The memory of the warriors of our freedom ! let us guard it with a holy care. Let the mighty pulse which throbs responsive in a nation's heart at utterance of that nation's names of glory, never lie languid when their deeds are told or their example cited. To him of the calm gray eye, selected by the leader of the ranks of Heaven as the instrument for a people's redemption ;-to him, the bright and brave, who fell in the attack at Breed's;-to him, the nimble-footed soldier of the swamps of Santee ;to the young stranger from the luxuries of his native France ;-to all who fought in that long weary fight for disenthralment from arbitrary rule;—may our star fade, and our good angel smile upon us no more, if we fail to chamber them in our hearts, or forget the memory of their dear-worn honor!
For the fame of these is not as the fame of common heroes. The mere gaining of battles, the chasing away of an opposing force, wielding the great energies of bodies of military, rising proudly amid the smoke and din of the fight, and marching the haughty march of a conqueror; all this, spirit-stirring as it may be to the world, would fail to command the applause of the just and discriminating. But such is not the base whereon American warriors found their title to renown.

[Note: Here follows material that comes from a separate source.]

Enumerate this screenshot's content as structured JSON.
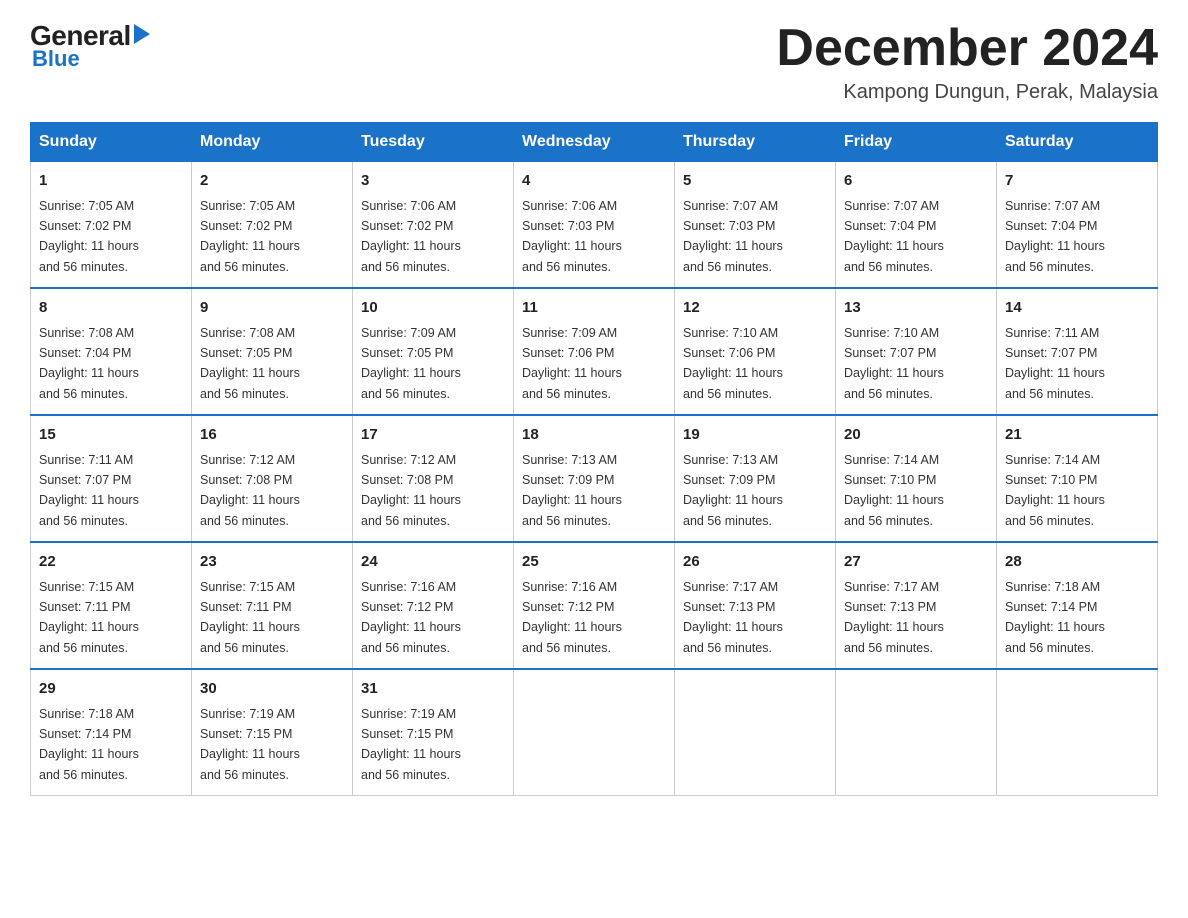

Our storied names are those of the soldiers of liberty; hardy souls, incased in hardy bodies, untainted with the effeminacy of voluptuous cities, patient, enduring much for principle's sake, and wending on through blood, disease, destitution, and prospects of gloom, to attain the great treasure.
Years have passed ; the sword-clash and the thundering of the guns have died; and all personal knowledge of those events,—of the fierce incentives to hate, and the wounds, and scorn, and the curses from the injured, and the wailings from the prisons, lives now but in the memory of a few score gray-haired men, whose number is, season after season, made thinner and thinner by death. Haply, long, long will be the period ere our beloved country shall witness the presence of such or similar scenes again. Haply, too, the time is arriving when war, with all its train of sanguinary horrors, will be a discarded custom among the nations of the earth. A newer and better philosophy, teaching how evil it is to hew down and slay ranks of fellow-men, because of some disagreement between their respective rulers, is melting away old prejudices upon this subject, as warmth in spring melts the frigid ground.
The lover of his race, did he not, looking abroad in the world, see millions whose swelling hearts are all crushed into the dust beneath the iron heel of oppression ? did he not behold how kingeraft and priestcraft stalk abroad over fair portions of the globe, and forge the chain, and rivet the yoke ? and did he not feel that it were better to live in one flaming atmosphere of carnage than slavishly thus? would offer up nightly prayers that this new philosophy might prevail to the utmost, and the reign of peace never more be disturbed among mankind ?
On one of the anniversaries of our national independence, I was staying at the house of an old farmer, about a mile from a thriving country town, whose inhabitants were keeping up the spirit of the occasion with great fervor. The old man himself was a thumping patriot. Early in the morning, my slumbers had been broken by the sharp crack of his ancient mus